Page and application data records
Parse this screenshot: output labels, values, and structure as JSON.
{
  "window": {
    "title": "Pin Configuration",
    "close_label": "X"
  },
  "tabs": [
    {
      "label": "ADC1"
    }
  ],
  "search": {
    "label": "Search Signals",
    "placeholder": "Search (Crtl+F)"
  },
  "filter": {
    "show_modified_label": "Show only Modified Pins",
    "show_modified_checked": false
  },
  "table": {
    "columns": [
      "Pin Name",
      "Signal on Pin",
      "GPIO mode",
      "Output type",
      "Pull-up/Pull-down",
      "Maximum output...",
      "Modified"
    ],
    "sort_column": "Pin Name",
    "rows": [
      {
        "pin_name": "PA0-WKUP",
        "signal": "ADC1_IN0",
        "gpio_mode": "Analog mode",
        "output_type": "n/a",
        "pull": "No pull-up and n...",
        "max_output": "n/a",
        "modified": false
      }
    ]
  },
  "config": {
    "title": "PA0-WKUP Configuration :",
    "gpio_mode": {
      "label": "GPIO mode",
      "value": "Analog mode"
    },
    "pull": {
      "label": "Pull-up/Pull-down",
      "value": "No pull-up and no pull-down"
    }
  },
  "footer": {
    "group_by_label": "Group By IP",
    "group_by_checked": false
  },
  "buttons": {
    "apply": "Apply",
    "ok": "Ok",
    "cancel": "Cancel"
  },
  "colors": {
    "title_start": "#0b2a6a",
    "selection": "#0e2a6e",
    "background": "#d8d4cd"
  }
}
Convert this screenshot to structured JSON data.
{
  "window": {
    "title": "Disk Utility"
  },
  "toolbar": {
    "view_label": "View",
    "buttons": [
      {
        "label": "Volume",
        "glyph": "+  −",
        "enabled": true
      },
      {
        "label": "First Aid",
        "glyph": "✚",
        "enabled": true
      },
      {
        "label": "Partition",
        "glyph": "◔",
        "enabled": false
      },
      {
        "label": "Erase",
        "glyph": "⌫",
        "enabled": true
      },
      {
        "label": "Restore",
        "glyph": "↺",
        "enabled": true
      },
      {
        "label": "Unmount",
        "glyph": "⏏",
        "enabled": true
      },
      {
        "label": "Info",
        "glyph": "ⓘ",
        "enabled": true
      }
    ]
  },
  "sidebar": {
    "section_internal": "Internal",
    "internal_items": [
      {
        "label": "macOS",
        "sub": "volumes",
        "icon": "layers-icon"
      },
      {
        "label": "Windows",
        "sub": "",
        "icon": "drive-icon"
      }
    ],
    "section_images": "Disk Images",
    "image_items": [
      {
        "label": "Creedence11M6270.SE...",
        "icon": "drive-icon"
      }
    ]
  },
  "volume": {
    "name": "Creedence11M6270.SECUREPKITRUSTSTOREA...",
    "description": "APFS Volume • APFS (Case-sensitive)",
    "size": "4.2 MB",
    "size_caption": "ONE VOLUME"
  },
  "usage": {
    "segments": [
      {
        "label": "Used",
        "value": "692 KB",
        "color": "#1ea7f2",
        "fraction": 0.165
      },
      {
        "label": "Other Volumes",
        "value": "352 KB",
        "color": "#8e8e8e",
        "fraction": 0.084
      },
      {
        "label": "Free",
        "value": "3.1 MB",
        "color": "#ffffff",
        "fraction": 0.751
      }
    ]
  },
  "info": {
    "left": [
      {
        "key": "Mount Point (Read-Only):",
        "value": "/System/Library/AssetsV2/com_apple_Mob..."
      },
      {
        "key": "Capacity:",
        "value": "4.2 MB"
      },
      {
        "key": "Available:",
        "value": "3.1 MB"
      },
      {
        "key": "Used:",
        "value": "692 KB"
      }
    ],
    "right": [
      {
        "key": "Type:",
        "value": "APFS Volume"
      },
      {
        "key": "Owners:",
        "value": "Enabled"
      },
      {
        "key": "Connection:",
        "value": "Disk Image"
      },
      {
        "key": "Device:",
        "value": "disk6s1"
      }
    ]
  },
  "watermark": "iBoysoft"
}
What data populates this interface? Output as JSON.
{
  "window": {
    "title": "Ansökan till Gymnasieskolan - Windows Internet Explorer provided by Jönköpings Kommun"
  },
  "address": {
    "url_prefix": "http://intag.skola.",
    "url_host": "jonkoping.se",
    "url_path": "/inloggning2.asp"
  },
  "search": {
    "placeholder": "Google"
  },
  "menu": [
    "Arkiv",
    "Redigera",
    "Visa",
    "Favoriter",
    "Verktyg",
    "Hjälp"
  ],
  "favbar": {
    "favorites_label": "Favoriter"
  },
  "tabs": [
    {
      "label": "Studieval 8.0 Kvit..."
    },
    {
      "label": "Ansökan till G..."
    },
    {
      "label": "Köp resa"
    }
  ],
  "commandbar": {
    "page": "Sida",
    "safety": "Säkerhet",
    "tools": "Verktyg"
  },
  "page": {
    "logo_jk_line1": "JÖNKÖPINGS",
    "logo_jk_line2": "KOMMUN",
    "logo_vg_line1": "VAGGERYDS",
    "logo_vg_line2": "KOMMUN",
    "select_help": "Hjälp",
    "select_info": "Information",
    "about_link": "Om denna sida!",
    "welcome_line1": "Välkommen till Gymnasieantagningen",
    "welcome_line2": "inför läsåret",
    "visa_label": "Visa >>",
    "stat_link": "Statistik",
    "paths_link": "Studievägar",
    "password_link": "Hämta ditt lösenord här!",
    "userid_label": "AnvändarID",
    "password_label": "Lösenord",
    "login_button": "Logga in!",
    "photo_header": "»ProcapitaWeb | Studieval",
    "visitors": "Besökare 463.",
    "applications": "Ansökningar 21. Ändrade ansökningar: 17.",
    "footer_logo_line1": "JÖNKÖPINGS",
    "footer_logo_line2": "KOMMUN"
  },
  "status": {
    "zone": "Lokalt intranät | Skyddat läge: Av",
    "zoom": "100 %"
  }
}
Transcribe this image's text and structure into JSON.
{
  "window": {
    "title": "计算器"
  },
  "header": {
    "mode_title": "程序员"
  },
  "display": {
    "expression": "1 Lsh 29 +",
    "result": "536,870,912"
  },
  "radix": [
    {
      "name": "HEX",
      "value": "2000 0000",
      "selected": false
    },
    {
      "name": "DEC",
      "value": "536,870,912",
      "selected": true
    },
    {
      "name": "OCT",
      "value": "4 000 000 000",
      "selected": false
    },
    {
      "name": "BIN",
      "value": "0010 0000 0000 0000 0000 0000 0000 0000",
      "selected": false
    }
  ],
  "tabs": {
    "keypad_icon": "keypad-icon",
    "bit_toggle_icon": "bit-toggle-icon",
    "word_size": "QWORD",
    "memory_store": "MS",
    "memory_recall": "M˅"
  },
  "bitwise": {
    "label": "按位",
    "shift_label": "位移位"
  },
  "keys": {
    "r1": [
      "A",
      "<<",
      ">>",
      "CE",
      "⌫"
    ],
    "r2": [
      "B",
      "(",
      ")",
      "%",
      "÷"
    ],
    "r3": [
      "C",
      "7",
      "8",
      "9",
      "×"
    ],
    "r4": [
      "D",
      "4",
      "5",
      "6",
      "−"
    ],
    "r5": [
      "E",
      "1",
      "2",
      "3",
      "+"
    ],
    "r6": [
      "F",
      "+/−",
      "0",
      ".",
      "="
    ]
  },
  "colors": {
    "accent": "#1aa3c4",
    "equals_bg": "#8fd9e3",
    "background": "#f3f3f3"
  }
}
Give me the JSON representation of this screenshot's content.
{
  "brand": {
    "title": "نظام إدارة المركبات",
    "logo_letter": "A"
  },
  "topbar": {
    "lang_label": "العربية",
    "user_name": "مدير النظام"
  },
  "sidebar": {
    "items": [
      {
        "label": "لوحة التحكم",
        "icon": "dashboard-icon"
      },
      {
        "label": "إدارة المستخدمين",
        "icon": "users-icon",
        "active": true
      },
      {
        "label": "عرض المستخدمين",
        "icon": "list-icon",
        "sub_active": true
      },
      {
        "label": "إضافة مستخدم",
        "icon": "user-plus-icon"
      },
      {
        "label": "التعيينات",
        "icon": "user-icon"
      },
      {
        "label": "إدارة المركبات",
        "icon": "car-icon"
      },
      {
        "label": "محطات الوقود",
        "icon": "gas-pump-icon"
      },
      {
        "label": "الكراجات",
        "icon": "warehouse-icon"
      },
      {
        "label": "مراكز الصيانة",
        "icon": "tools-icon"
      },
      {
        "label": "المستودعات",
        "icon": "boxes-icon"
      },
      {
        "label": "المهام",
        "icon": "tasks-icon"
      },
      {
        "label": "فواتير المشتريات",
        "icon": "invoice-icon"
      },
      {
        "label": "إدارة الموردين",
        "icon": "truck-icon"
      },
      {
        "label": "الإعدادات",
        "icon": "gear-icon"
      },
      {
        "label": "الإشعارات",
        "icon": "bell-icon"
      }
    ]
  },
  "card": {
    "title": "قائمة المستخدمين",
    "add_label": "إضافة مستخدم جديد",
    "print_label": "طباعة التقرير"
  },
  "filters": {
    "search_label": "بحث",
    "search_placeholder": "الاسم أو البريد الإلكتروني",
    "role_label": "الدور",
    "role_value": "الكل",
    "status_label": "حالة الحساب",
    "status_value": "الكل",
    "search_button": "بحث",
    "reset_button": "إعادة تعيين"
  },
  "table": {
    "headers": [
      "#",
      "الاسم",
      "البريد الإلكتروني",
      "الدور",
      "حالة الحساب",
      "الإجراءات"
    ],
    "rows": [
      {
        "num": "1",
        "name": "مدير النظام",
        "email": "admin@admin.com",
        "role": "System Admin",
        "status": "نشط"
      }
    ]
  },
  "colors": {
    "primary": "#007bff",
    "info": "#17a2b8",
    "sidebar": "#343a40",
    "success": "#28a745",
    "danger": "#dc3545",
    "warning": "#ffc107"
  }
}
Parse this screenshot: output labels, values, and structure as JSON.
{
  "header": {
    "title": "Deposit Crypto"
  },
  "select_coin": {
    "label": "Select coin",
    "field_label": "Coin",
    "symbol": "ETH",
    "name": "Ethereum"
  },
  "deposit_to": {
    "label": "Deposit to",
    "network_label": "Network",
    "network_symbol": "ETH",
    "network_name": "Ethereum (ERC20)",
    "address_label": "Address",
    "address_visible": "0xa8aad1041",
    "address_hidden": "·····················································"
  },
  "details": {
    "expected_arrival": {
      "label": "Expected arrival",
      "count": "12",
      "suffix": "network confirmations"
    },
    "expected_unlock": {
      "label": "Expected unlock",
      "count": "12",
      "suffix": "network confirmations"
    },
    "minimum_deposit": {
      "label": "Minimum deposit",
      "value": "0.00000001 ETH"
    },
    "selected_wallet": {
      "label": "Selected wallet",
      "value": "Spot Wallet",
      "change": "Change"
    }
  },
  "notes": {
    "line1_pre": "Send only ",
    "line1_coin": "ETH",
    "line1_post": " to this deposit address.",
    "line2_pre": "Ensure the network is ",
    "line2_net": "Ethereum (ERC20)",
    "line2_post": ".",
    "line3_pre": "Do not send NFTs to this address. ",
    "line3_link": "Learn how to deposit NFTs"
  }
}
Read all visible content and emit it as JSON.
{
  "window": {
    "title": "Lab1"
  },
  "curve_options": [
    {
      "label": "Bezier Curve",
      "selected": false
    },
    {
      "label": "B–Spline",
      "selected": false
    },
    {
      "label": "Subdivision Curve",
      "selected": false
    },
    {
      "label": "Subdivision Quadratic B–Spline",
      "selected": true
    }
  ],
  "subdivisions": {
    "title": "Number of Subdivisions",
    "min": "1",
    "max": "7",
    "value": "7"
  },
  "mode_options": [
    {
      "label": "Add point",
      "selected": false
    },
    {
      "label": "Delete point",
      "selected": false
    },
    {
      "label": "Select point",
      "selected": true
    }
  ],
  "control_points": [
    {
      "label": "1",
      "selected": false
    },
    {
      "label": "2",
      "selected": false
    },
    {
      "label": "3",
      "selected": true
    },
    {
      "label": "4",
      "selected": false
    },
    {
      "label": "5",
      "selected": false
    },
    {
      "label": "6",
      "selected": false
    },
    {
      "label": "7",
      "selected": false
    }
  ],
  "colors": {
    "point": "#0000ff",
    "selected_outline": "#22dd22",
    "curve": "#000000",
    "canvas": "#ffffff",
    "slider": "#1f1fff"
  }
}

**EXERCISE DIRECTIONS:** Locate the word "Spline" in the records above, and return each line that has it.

**RESPONSE:**
      "label": "B–Spline",
      "label": "Subdivision Quadratic B–Spline",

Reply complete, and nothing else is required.